[Extracted data entries]
*****

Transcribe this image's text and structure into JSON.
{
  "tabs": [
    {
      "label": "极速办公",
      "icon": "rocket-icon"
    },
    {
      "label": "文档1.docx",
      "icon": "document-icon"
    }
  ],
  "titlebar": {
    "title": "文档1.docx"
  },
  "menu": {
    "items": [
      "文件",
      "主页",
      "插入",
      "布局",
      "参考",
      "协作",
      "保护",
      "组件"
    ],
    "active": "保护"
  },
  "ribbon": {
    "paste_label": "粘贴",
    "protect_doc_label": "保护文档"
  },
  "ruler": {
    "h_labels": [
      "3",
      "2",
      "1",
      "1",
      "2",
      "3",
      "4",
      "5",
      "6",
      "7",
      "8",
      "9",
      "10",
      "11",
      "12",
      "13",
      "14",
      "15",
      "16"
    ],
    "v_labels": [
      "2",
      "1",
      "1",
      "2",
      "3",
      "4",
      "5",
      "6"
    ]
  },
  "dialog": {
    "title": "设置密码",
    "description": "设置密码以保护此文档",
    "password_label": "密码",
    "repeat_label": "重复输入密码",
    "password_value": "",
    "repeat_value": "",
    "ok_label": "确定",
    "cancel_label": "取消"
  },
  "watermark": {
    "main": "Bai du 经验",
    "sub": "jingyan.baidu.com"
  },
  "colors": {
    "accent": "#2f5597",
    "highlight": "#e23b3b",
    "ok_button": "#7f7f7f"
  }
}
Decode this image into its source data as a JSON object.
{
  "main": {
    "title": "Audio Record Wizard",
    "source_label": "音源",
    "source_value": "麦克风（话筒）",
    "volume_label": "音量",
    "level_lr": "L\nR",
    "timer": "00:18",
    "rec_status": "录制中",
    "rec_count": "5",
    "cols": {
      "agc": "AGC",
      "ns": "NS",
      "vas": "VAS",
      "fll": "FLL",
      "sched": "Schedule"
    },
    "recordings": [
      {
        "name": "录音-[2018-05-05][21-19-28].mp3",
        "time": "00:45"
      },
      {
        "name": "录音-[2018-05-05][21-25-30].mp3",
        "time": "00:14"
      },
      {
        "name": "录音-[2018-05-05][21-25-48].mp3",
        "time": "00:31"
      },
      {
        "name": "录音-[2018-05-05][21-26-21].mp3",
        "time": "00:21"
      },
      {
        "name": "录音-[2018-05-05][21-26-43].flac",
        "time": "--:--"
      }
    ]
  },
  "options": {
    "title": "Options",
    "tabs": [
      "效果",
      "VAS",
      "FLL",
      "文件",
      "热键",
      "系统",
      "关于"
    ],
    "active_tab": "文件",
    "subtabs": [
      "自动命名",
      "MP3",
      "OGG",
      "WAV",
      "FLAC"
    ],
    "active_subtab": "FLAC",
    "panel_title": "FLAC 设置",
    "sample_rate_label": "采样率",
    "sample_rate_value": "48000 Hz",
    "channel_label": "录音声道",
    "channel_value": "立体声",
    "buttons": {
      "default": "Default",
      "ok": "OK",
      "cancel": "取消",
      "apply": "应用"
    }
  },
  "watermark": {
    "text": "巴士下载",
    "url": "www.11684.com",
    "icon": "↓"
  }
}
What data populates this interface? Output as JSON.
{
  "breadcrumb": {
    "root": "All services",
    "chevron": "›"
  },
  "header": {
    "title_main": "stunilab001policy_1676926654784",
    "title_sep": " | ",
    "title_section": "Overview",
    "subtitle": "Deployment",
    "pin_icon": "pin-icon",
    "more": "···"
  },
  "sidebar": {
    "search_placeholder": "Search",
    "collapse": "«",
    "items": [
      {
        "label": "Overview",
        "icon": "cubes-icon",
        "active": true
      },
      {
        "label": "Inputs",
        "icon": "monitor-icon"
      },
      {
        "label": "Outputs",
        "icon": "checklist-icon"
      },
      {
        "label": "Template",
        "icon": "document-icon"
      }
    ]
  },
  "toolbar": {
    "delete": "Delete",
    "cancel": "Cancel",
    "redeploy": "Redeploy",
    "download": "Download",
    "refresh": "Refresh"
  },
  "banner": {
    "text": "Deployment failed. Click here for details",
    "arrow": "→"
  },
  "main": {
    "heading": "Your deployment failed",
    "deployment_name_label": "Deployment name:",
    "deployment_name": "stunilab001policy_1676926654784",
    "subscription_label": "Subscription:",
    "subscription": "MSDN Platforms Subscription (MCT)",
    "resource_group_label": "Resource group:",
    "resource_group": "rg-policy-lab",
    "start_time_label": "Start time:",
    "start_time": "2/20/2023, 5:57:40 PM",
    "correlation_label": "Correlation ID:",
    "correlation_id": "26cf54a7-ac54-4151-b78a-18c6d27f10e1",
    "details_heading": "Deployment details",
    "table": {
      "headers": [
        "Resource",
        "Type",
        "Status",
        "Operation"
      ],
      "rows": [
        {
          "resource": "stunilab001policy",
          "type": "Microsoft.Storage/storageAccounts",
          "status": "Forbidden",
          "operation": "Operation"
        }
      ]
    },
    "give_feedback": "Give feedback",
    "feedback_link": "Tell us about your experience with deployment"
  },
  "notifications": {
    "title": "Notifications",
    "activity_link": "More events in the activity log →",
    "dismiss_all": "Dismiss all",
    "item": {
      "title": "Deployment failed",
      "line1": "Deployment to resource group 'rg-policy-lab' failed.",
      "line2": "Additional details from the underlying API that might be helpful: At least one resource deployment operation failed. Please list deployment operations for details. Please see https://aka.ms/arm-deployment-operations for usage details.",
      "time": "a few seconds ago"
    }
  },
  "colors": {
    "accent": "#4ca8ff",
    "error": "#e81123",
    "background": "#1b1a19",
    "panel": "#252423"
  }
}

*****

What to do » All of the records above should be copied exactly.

Solution to the exercise »
Transcribe this image's text and structure into JSON.
{
  "tabs": [
    {
      "label": "极速办公",
      "icon": "rocket-icon"
    },
    {
      "label": "文档1.docx",
      "icon": "document-icon"
    }
  ],
  "titlebar": {
    "title": "文档1.docx"
  },
  "menu": {
    "items": [
      "文件",
      "主页",
      "插入",
      "布局",
      "参考",
      "协作",
      "保护",
      "组件"
    ],
    "active": "保护"
  },
  "ribbon": {
    "paste_label": "粘贴",
    "protect_doc_label": "保护文档"
  },
  "ruler": {
    "h_labels": [
      "3",
      "2",
      "1",
      "1",
      "2",
      "3",
      "4",
      "5",
      "6",
      "7",
      "8",
      "9",
      "10",
      "11",
      "12",
      "13",
      "14",
      "15",
      "16"
    ],
    "v_labels": [
      "2",
      "1",
      "1",
      "2",
      "3",
      "4",
      "5",
      "6"
    ]
  },
  "dialog": {
    "title": "设置密码",
    "description": "设置密码以保护此文档",
    "password_label": "密码",
    "repeat_label": "重复输入密码",
    "password_value": "",
    "repeat_value": "",
    "ok_label": "确定",
    "cancel_label": "取消"
  },
  "watermark": {
    "main": "Bai du 经验",
    "sub": "jingyan.baidu.com"
  },
  "colors": {
    "accent": "#2f5597",
    "highlight": "#e23b3b",
    "ok_button": "#7f7f7f"
  }
}
Decode this image into its source data as a JSON object.
{
  "main": {
    "title": "Audio Record Wizard",
    "source_label": "音源",
    "source_value": "麦克风（话筒）",
    "volume_label": "音量",
    "level_lr": "L\nR",
    "timer": "00:18",
    "rec_status": "录制中",
    "rec_count": "5",
    "cols": {
      "agc": "AGC",
      "ns": "NS",
      "vas": "VAS",
      "fll": "FLL",
      "sched": "Schedule"
    },
    "recordings": [
      {
        "name": "录音-[2018-05-05][21-19-28].mp3",
        "time": "00:45"
      },
      {
        "name": "录音-[2018-05-05][21-25-30].mp3",
        "time": "00:14"
      },
      {
        "name": "录音-[2018-05-05][21-25-48].mp3",
        "time": "00:31"
      },
      {
        "name": "录音-[2018-05-05][21-26-21].mp3",
        "time": "00:21"
      },
      {
        "name": "录音-[2018-05-05][21-26-43].flac",
        "time": "--:--"
      }
    ]
  },
  "options": {
    "title": "Options",
    "tabs": [
      "效果",
      "VAS",
      "FLL",
      "文件",
      "热键",
      "系统",
      "关于"
    ],
    "active_tab": "文件",
    "subtabs": [
      "自动命名",
      "MP3",
      "OGG",
      "WAV",
      "FLAC"
    ],
    "active_subtab": "FLAC",
    "panel_title": "FLAC 设置",
    "sample_rate_label": "采样率",
    "sample_rate_value": "48000 Hz",
    "channel_label": "录音声道",
    "channel_value": "立体声",
    "buttons": {
      "default": "Default",
      "ok": "OK",
      "cancel": "取消",
      "apply": "应用"
    }
  },
  "watermark": {
    "text": "巴士下载",
    "url": "www.11684.com",
    "icon": "↓"
  }
}
What data populates this interface? Output as JSON.
{
  "breadcrumb": {
    "root": "All services",
    "chevron": "›"
  },
  "header": {
    "title_main": "stunilab001policy_1676926654784",
    "title_sep": " | ",
    "title_section": "Overview",
    "subtitle": "Deployment",
    "pin_icon": "pin-icon",
    "more": "···"
  },
  "sidebar": {
    "search_placeholder": "Search",
    "collapse": "«",
    "items": [
      {
        "label": "Overview",
        "icon": "cubes-icon",
        "active": true
      },
      {
        "label": "Inputs",
        "icon": "monitor-icon"
      },
      {
        "label": "Outputs",
        "icon": "checklist-icon"
      },
      {
        "label": "Template",
        "icon": "document-icon"
      }
    ]
  },
  "toolbar": {
    "delete": "Delete",
    "cancel": "Cancel",
    "redeploy": "Redeploy",
    "download": "Download",
    "refresh": "Refresh"
  },
  "banner": {
    "text": "Deployment failed. Click here for details",
    "arrow": "→"
  },
  "main": {
    "heading": "Your deployment failed",
    "deployment_name_label": "Deployment name:",
    "deployment_name": "stunilab001policy_1676926654784",
    "subscription_label": "Subscription:",
    "subscription": "MSDN Platforms Subscription (MCT)",
    "resource_group_label": "Resource group:",
    "resource_group": "rg-policy-lab",
    "start_time_label": "Start time:",
    "start_time": "2/20/2023, 5:57:40 PM",
    "correlation_label": "Correlation ID:",
    "correlation_id": "26cf54a7-ac54-4151-b78a-18c6d27f10e1",
    "details_heading": "Deployment details",
    "table": {
      "headers": [
        "Resource",
        "Type",
        "Status",
        "Operation"
      ],
      "rows": [
        {
          "resource": "stunilab001policy",
          "type": "Microsoft.Storage/storageAccounts",
          "status": "Forbidden",
          "operation": "Operation"
        }
      ]
    },
    "give_feedback": "Give feedback",
    "feedback_link": "Tell us about your experience with deployment"
  },
  "notifications": {
    "title": "Notifications",
    "activity_link": "More events in the activity log →",
    "dismiss_all": "Dismiss all",
    "item": {
      "title": "Deployment failed",
      "line1": "Deployment to resource group 'rg-policy-lab' failed.",
      "line2": "Additional details from the underlying API that might be helpful: At least one resource deployment operation failed. Please list deployment operations for details. Please see https://aka.ms/arm-deployment-operations for usage details.",
      "time": "a few seconds ago"
    }
  },
  "colors": {
    "accent": "#4ca8ff",
    "error": "#e81123",
    "background": "#1b1a19",
    "panel": "#252423"
  }
}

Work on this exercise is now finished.